__Task requirements__
From the listing below, copy each line where "GPUs" occurs.
# # # #
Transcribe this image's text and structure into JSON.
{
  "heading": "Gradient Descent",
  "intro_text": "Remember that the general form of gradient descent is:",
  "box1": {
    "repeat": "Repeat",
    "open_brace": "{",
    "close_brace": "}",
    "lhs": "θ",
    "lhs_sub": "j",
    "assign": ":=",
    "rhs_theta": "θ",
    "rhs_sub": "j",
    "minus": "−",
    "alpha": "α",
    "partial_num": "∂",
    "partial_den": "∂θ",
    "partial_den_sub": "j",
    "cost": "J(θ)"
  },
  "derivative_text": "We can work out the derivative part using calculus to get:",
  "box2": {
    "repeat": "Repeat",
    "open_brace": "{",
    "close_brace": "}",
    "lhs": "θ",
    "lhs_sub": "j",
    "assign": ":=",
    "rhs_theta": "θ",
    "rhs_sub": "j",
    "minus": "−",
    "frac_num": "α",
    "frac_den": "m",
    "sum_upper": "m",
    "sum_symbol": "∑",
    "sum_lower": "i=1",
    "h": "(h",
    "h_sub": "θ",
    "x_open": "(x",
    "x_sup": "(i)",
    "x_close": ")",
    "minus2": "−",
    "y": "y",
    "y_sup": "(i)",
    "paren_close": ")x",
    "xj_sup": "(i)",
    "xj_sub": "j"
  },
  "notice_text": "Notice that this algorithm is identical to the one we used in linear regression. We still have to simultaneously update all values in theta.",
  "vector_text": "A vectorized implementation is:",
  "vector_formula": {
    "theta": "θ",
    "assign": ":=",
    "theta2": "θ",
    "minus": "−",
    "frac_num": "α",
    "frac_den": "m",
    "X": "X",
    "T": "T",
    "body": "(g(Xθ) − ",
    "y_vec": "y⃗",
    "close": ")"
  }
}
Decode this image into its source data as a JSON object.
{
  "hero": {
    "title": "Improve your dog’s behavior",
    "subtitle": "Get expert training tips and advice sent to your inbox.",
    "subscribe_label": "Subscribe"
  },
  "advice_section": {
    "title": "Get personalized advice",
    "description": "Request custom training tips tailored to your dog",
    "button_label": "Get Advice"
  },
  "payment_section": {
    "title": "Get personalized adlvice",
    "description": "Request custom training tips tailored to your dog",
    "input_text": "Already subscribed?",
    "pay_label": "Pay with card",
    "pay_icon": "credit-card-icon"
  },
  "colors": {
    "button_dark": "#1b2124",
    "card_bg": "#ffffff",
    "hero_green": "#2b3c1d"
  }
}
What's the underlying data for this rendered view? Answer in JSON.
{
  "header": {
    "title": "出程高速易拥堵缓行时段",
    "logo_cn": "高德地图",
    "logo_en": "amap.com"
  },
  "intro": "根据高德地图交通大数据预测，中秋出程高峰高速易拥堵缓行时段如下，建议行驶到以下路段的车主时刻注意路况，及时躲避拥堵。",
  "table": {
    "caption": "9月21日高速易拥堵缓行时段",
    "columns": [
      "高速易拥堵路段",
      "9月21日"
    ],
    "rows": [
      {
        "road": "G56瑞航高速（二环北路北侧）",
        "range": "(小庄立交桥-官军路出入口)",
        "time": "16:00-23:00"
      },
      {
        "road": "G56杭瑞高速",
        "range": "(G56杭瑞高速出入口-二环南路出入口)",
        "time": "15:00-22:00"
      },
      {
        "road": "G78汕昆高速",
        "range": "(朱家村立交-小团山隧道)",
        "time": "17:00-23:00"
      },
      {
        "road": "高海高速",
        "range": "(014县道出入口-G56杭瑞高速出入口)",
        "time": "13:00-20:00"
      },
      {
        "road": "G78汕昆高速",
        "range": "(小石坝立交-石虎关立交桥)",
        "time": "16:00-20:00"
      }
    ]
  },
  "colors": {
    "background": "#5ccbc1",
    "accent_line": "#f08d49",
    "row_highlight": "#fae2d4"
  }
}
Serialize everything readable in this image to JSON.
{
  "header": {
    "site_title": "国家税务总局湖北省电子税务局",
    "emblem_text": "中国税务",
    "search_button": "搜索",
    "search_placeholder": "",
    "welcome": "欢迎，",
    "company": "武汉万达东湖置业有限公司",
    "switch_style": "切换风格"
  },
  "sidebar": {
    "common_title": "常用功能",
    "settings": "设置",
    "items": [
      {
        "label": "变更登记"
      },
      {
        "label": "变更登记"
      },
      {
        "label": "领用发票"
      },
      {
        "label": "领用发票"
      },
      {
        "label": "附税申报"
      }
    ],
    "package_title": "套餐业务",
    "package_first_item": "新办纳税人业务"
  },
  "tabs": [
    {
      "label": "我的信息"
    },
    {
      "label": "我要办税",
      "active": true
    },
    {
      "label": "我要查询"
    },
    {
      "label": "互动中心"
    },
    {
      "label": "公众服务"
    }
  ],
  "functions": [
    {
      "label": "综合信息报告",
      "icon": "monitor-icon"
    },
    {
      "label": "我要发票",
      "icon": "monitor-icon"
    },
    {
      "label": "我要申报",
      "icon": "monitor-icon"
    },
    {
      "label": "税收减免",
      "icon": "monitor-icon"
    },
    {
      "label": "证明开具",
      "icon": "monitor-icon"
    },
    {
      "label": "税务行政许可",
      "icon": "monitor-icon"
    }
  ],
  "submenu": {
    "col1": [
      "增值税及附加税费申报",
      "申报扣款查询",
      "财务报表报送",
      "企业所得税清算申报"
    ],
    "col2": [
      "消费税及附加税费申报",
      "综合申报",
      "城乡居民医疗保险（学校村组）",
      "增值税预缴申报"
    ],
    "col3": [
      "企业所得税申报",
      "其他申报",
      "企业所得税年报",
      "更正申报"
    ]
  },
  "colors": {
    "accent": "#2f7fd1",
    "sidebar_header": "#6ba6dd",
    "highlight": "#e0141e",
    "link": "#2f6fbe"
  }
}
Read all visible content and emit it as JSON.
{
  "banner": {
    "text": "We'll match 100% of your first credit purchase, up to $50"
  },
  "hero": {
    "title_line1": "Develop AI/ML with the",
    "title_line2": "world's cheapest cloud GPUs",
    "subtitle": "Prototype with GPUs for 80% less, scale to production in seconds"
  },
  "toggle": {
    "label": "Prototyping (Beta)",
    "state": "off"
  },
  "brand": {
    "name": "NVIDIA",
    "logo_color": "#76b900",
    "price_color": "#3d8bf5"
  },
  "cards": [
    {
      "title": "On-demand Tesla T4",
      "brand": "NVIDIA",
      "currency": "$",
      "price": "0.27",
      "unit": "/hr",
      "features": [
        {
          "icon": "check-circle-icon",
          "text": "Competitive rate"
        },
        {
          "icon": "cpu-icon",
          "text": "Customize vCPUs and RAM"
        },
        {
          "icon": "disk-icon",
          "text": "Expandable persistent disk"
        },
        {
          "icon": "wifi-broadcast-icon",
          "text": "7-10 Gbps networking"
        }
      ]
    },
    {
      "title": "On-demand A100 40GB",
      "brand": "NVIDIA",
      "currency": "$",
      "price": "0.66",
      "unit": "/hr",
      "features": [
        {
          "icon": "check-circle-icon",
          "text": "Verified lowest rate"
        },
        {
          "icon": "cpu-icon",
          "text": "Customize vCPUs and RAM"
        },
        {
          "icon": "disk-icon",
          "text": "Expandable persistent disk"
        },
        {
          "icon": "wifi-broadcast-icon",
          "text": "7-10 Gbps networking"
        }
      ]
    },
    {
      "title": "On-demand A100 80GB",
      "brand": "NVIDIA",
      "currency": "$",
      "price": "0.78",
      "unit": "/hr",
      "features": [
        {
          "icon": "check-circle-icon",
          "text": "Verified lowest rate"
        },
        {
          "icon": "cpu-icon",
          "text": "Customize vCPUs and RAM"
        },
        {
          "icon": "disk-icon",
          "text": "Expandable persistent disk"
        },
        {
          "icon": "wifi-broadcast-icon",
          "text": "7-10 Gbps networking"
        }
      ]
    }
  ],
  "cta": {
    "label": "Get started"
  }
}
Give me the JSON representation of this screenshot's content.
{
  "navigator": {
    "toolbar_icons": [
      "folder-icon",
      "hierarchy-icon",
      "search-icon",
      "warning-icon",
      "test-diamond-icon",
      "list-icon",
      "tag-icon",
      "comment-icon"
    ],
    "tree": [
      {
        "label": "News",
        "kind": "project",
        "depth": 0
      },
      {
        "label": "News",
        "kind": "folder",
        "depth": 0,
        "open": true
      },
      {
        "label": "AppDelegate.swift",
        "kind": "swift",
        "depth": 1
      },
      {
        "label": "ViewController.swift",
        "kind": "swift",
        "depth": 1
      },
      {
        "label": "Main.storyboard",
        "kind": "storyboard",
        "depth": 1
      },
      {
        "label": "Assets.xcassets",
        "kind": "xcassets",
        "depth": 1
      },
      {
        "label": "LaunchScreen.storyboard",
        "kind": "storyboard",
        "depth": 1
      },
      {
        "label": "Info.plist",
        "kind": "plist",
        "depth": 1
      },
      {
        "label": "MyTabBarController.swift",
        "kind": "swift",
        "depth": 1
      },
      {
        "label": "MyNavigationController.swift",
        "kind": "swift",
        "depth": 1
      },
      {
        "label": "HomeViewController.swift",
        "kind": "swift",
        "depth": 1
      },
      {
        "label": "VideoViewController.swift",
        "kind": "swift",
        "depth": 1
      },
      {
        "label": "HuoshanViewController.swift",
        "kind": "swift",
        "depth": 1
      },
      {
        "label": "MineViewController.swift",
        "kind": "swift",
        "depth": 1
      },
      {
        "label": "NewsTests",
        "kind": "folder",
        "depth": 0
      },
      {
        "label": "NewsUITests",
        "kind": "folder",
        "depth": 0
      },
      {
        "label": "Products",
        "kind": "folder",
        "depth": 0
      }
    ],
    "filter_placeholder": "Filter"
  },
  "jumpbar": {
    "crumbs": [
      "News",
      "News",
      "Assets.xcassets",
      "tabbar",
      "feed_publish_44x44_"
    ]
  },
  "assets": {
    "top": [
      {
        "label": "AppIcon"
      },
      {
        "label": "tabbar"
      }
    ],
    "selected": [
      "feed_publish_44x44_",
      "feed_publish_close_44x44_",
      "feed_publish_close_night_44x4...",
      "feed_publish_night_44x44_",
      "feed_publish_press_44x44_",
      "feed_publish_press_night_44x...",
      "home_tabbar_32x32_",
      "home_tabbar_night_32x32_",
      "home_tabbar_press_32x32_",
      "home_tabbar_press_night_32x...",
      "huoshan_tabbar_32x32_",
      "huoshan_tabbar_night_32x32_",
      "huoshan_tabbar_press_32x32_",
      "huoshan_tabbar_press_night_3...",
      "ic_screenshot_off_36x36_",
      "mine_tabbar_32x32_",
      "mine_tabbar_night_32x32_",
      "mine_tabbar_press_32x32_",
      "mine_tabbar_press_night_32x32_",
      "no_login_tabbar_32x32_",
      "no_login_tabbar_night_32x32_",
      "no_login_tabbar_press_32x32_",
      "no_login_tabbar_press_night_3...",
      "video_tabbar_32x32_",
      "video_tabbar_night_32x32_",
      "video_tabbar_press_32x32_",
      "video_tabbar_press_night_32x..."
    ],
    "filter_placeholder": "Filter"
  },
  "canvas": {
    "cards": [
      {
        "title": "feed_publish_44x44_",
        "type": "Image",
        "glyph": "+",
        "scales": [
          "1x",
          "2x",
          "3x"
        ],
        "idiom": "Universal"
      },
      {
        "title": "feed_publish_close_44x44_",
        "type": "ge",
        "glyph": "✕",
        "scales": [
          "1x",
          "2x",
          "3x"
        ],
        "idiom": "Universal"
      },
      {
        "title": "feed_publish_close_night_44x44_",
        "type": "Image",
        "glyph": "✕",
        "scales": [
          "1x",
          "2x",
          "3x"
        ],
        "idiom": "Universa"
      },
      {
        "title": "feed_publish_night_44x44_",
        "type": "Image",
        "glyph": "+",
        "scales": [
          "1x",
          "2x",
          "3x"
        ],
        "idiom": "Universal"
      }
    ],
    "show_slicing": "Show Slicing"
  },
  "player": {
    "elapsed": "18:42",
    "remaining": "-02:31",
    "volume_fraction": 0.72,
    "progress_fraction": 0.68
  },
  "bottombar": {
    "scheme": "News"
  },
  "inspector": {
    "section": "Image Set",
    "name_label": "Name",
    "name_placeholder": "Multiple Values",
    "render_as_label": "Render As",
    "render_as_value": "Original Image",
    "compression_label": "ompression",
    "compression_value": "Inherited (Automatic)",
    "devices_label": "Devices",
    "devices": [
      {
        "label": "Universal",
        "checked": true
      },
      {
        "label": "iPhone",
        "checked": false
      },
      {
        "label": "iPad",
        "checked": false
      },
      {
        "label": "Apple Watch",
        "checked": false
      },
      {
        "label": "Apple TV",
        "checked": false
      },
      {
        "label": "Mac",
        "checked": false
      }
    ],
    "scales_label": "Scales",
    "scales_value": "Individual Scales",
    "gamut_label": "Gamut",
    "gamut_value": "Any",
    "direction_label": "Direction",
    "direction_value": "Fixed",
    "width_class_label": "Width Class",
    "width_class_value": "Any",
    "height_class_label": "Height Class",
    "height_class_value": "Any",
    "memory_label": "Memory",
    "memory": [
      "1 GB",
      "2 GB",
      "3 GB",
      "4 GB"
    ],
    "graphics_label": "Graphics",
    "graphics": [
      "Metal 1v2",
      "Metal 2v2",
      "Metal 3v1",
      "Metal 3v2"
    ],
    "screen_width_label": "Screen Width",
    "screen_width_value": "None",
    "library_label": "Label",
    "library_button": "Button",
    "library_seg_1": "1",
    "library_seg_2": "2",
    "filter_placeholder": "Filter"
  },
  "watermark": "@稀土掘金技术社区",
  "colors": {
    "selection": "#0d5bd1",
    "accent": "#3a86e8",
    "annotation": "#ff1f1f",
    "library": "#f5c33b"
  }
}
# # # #
__Answer for this exercise__
    "title_line2": "world's cheapest cloud GPUs",
    "subtitle": "Prototype with GPUs for 80% less, scale to production in seconds"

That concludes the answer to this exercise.